Please use this identifier to cite or link to this item: https://hdl.handle.net/11681/5571
Full metadata record
DC FieldValueLanguage
dc.contributor.authorJenkins, Thomas F.-
dc.contributor.authorRanney, Thomas A.-
dc.contributor.authorWalsh, Marianne E.-
dc.contributor.authorMiyares, Paul H.-
dc.contributor.authorHewitt, Alan D. (Alan Dole)-
dc.contributor.authorCollins, Nicholas H.-
dc.date.accessioned2016-03-21T16:38:19Z-
dc.date.available2016-03-21T16:38:19Z-
dc.date.issued2000-08-
dc.identifier.urihttp://hdl.handle.net/11681/5571-
dc.description.abstractEstimating the amounts of residues remaining after munitions detonate is complicated by the presence of residues from previous detonations and the difficulty in easily obtaining adequately sized samples to overcome spatial heterogeneity in residue deposition. This study was conducted to assess the use of snow-covered ranges to provide these types of estimates. Specifically, two snow-covered ranges were used to estimate the amount of explosives residues that result from detonation of individual mortar rounds. At Fort Drum, New York, 60-mm mortar rounds were fired, and at Camp Ethan Allen, Vermont, 81-mm mortar rounds were detonated by EOD personnel using C4 (RDX) and a blasting cap. The locations where residues were deposited were identified by the presence of soot from the detonation of TNT on the surface of the otherwise clean snow. Large surface snow samples were collected with a snow shovel and the melted snow was extracted and analyzed by gas chromatography with an electron capture detector (GC-ECD) and reversed-phase high performance liquid chromatography (RP-HPLC). For both types of rounds, the main charge was Composition B (60% RDX and 39% TNT). The major residues produced were RDX and nitroglycerine (NG), with lesser amounts of HMX and TNT. Surface concentrations ranged from as high as 4430 µg/m² for RDX to less than 0.05 µg/m² for TNT, both at Camp Ethan Allen. The major advantages of using snow-covered ranges were: 1) the snow cover provided an uncontaminated surface, unaffected by previous detonations, 2) the black soot produced from the detonation of TNT delineated the areas where residue had deposited and 3) surface snow provides both a convenient matrix for collection of large surface area samples, essential for characterizing heterogeneously distributed residues, and a matrix free from interferences.-
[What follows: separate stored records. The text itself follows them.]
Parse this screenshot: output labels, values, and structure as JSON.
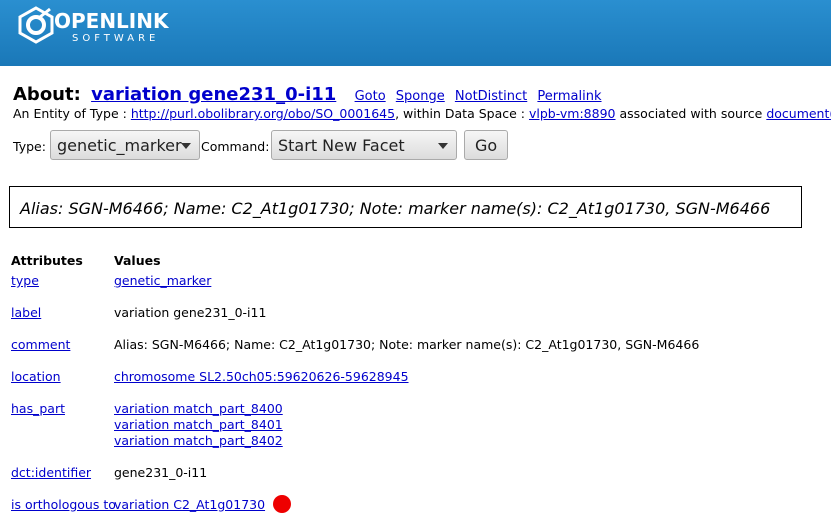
{
  "header": {
    "logo_top": "OPENLINK",
    "logo_bottom": "SOFTWARE",
    "bg_color": "#1f84c4"
  },
  "about": {
    "prefix": "About:",
    "subject": "variation gene231_0-i11",
    "actions": [
      "Goto",
      "Sponge",
      "NotDistinct",
      "Permalink"
    ]
  },
  "entity": {
    "prefix": "An Entity of Type :",
    "type_link": "http://purl.obolibrary.org/obo/SO_0001645",
    "middle": ", within Data Space :",
    "space_link": "vlpb-vm:8890",
    "suffix": "associated with source",
    "source_link": "document(s)"
  },
  "form": {
    "type_label": "Type:",
    "type_value": "genetic_marker",
    "command_label": "Command:",
    "command_value": "Start New Facet",
    "go_label": "Go"
  },
  "summary": "Alias: SGN-M6466; Name: C2_At1g01730; Note: marker name(s): C2_At1g01730, SGN-M6466",
  "table": {
    "headers": [
      "Attributes",
      "Values"
    ],
    "rows": [
      {
        "attr": "type",
        "values": [
          "genetic_marker"
        ],
        "link": true
      },
      {
        "attr": "label",
        "values": [
          "variation gene231_0-i11"
        ],
        "link": false
      },
      {
        "attr": "comment",
        "values": [
          "Alias: SGN-M6466; Name: C2_At1g01730; Note: marker name(s): C2_At1g01730, SGN-M6466"
        ],
        "link": false
      },
      {
        "attr": "location",
        "values": [
          "chromosome SL2.50ch05:59620626-59628945"
        ],
        "link": true
      },
      {
        "attr": "has_part",
        "values": [
          "variation match_part_8400",
          "variation match_part_8401",
          "variation match_part_8402"
        ],
        "link": true
      },
      {
        "attr": "dct:identifier",
        "values": [
          "gene231_0-i11"
        ],
        "link": false
      },
      {
        "attr": "is orthologous to",
        "values": [
          "variation C2_At1g01730"
        ],
        "link": true,
        "red_dot": true
      }
    ]
  }
}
dc.description.sponsorshipStrategic Environmental Research and Development Program (U.S.)-
dc.publisherCold Regions Research and Engineering Laboratory (U.S.)-
dc.publisherEngineer Research and Development Center (U.S.)-
dc.relationhttp://acwc.sdp.sirsi.net/client/en_US/search/asset/1001575-
dc.relation.ispartofseriesERDC/CRREL ; TR-00-15.-
dc.subjectExplosives, Military-
dc.subjectSnow-
dc.titleEvaluating the use of snow-covered ranges to estimate the explosives residues that result from detonation of army munitions-
dc.typeDOCUMENT-
Appears in Collections:Technical Report

Files in This Item:
File Description SizeFormat 
ERDC-CRREL-TR-00-15.pdf438.25 kBAdobe PDFThumbnail
View/Open